Facebook Inc (NASDAQ:FB) and Google Inc (NASDAQ:GOOG) may prove a threat to some of the players in the pay-TV industry, which is already witnessing declining subscriber base. A report from Macquarie Capital says that both the internet giants are reaching more people than ever, which may prove costly for those making money in the TV advertising ecosystem.Google

Google, Facebook catching up

Though television is still the most dominating mass medium, reaching 294 million Americans, Facebook Inc (NASDAQ:FB) and Google Inc (NASDAQ:GOOG) are also catching up with 200 and 235 million, respectively. Actually, if we combine the share of both the internet firms the number becomes much more menacing, though there will be plenty of overlaps.

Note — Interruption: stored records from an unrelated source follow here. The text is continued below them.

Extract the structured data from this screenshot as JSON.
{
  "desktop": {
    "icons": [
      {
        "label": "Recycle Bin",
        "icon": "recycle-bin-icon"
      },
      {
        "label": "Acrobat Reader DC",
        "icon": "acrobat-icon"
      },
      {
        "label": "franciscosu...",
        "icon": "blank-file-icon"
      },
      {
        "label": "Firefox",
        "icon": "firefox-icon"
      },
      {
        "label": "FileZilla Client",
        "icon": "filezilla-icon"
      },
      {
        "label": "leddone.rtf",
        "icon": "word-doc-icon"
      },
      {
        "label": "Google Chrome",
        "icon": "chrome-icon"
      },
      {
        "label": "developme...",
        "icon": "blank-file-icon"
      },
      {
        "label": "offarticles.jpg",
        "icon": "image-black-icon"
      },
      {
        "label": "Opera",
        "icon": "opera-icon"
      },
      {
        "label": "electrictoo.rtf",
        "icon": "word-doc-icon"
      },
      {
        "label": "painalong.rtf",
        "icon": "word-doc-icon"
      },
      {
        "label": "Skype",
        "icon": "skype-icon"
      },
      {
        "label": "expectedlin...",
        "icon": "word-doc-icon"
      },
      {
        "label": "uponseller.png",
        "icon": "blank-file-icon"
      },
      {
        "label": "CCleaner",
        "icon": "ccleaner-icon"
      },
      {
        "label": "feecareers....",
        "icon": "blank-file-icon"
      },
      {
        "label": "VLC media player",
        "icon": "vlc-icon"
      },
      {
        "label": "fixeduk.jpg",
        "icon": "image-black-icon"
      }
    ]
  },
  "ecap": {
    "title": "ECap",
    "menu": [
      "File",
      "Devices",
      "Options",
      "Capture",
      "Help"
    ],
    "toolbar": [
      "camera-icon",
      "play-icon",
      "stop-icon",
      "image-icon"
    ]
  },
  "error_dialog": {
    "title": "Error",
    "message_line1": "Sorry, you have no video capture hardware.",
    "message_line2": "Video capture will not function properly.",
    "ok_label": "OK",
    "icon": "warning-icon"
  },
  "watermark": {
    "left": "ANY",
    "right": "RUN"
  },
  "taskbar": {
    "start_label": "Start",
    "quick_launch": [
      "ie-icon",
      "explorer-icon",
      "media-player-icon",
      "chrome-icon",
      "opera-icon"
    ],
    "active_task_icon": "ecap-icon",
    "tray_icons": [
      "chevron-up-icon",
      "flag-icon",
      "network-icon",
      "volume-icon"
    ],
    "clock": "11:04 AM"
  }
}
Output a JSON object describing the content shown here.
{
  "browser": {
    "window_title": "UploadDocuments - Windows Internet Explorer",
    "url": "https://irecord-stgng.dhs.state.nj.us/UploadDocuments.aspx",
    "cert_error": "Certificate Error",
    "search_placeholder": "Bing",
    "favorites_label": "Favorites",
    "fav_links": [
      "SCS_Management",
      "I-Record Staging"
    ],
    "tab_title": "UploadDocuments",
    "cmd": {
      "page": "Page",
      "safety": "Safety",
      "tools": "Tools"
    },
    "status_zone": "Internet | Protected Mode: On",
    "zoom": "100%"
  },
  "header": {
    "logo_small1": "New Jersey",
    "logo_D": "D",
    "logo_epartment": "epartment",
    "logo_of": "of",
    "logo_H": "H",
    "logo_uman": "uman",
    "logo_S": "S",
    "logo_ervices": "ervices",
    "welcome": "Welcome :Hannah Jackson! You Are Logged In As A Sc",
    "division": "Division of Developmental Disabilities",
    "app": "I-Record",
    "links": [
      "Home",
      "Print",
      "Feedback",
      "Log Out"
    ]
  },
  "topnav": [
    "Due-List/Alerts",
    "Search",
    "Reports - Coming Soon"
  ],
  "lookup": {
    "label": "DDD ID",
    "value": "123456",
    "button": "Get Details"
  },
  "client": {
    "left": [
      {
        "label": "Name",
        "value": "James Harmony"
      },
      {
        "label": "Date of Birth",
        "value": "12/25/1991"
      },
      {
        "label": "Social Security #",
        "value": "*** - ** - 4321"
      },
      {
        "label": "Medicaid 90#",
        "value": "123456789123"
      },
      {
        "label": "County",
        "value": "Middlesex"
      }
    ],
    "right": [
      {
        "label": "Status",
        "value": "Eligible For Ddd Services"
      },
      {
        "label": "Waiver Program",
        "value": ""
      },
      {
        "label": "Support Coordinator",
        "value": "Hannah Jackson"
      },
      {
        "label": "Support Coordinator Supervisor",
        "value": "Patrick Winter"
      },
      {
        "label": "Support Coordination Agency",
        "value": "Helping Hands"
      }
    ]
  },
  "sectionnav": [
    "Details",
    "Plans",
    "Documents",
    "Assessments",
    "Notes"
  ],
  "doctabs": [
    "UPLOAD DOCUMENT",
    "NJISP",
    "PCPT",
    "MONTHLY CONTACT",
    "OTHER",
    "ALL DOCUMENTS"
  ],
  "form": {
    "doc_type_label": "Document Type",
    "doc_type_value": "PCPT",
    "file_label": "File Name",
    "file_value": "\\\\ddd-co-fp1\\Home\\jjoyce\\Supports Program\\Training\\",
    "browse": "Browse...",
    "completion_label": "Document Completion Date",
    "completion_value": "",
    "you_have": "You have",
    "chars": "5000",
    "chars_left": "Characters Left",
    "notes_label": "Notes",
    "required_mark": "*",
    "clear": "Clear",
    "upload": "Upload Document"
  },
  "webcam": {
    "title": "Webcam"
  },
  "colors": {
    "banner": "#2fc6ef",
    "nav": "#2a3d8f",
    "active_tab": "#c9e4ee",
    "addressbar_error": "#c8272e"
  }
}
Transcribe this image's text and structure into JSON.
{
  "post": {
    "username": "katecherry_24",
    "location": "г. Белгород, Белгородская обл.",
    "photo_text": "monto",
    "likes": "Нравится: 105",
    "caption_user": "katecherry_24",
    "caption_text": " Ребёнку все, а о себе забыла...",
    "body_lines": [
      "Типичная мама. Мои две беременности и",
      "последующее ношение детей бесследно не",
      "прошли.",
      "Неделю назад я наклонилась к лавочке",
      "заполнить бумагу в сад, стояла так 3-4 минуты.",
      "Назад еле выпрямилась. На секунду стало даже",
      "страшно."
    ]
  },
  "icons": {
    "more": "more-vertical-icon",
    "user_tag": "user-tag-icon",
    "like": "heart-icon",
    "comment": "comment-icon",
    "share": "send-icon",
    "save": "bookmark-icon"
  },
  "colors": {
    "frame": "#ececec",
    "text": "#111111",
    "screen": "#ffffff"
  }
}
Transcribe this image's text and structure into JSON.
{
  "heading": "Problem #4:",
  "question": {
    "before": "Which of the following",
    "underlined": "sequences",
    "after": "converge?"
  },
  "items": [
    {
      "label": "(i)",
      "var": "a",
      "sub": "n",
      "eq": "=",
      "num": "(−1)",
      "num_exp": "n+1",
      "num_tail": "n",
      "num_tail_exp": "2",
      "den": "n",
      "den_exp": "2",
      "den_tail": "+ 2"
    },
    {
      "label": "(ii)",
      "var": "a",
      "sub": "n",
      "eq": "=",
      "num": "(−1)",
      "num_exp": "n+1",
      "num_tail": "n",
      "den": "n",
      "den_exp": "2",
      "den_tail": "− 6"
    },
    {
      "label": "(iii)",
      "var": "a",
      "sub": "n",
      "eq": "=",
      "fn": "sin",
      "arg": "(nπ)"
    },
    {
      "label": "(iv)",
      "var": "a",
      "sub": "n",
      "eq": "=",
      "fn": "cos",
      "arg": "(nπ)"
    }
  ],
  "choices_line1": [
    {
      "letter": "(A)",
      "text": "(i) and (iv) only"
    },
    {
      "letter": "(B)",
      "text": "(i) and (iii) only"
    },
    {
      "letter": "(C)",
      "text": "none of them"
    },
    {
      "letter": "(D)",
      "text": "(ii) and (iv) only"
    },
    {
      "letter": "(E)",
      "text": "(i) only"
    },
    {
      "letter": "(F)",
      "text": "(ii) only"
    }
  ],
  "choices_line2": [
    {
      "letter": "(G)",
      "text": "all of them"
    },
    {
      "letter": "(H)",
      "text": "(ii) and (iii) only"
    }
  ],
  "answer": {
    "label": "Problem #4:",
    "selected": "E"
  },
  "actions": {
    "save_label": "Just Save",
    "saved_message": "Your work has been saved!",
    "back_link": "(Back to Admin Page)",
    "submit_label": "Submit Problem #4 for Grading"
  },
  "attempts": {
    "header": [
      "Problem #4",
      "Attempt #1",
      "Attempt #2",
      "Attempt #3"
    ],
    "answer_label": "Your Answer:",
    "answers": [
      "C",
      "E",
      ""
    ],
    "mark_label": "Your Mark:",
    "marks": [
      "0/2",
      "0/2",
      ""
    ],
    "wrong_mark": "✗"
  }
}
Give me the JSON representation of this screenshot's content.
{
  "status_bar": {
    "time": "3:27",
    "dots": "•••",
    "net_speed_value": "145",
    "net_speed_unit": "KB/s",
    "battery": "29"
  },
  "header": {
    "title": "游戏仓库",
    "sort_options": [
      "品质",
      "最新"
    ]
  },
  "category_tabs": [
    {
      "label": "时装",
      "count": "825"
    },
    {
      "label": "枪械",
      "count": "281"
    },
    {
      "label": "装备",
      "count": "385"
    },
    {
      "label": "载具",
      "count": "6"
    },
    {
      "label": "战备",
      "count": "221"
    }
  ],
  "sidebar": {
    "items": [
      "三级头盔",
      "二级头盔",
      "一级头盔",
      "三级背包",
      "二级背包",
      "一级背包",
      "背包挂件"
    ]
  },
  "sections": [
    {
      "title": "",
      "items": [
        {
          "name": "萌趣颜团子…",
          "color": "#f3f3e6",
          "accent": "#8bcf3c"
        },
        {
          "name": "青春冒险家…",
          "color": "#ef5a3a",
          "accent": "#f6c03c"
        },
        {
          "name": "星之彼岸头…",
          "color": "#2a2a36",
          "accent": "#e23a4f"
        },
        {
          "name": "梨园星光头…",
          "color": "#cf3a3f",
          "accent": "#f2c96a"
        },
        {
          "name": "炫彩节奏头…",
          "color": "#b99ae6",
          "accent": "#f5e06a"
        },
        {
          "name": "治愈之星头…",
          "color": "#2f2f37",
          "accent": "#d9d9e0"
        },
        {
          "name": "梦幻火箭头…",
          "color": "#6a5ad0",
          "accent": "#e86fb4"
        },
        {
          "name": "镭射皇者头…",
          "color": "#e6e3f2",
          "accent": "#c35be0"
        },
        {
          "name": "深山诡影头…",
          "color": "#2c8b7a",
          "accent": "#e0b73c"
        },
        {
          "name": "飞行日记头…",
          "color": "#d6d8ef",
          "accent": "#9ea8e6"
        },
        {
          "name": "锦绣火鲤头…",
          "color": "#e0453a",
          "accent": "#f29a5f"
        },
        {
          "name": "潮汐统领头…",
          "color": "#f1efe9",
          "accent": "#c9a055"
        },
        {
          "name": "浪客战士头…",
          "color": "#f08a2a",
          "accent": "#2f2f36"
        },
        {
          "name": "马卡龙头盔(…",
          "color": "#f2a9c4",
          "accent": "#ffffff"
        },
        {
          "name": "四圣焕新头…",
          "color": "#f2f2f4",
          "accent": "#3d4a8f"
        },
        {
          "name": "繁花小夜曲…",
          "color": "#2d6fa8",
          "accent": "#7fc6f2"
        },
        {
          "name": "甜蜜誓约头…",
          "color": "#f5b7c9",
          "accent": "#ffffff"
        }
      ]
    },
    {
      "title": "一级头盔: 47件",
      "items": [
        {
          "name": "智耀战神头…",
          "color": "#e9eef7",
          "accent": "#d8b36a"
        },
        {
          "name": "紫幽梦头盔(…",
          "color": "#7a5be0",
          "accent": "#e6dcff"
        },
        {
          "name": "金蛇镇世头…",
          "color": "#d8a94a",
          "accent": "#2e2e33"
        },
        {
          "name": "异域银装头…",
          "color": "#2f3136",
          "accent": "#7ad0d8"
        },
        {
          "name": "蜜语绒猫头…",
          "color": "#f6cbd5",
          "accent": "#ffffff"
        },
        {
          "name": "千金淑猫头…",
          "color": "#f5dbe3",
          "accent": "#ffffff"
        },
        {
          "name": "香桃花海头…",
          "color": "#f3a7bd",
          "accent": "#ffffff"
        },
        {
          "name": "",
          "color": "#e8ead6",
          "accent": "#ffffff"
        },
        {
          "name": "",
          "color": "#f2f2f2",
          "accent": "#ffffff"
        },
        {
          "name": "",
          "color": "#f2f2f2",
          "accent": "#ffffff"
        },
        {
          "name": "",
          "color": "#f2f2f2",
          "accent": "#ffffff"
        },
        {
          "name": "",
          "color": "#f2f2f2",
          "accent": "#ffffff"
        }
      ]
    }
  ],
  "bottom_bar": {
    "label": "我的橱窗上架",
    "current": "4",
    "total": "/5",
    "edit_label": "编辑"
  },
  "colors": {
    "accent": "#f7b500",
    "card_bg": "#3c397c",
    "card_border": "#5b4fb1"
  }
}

Last month, a report from FT reported that Google Inc (NASDAQ:GOOG) signed a million dollar deal with Publicis’ MediaVest media buying agency, allowing the latter to acquire advertising across Google sites. In another deal announced last week, Advertising Age made a $100 million upfront agreement that allows Publicis’ digital marketing agencies DigitasLBi and Razorfish to avail ad inventory across Google platforms including video (YouTube) and social (Google+).

Like Google Inc (NASDAQ:GOOG), Facebook Inc (NASDAQ:FB) is also investing in making its sales process simpler for television advertisers along with developing its analytics/measurement platforms. The report believes that as the efforts gain more ground, and Facebook gets the right types of video ad units, “we believe Facebook is among the key beneficiaries of the shift online.”

Trends may change

The report also notes that U.S. marketers are spending around 50% more money on televisions when compared to all digital media. Digital media gets 27.9% of ad dollars while TV gets 42.1%, according to Macquarie.

According to the report, mobile accounts for 20% of the time spent with media, but only accounts for 4% of total ad spending. Such a difference between time and ad spend may be due to the “enormous inventory available on mobile,” and “inaccessibility of handheld devices,” which pushes the price down. However, the report opines that online video on smartphones and tablets could work in favor of mobile devices, and recently a survey from Adap.tv’s found that 70% of agency video buyers are buying mobile video.

Such developments, according to report, signal a long-term bond between the internet companies and media buying agencies, and also supports the view that “quality scaled media buyers will always have a seat at the table with internet and mobile players.”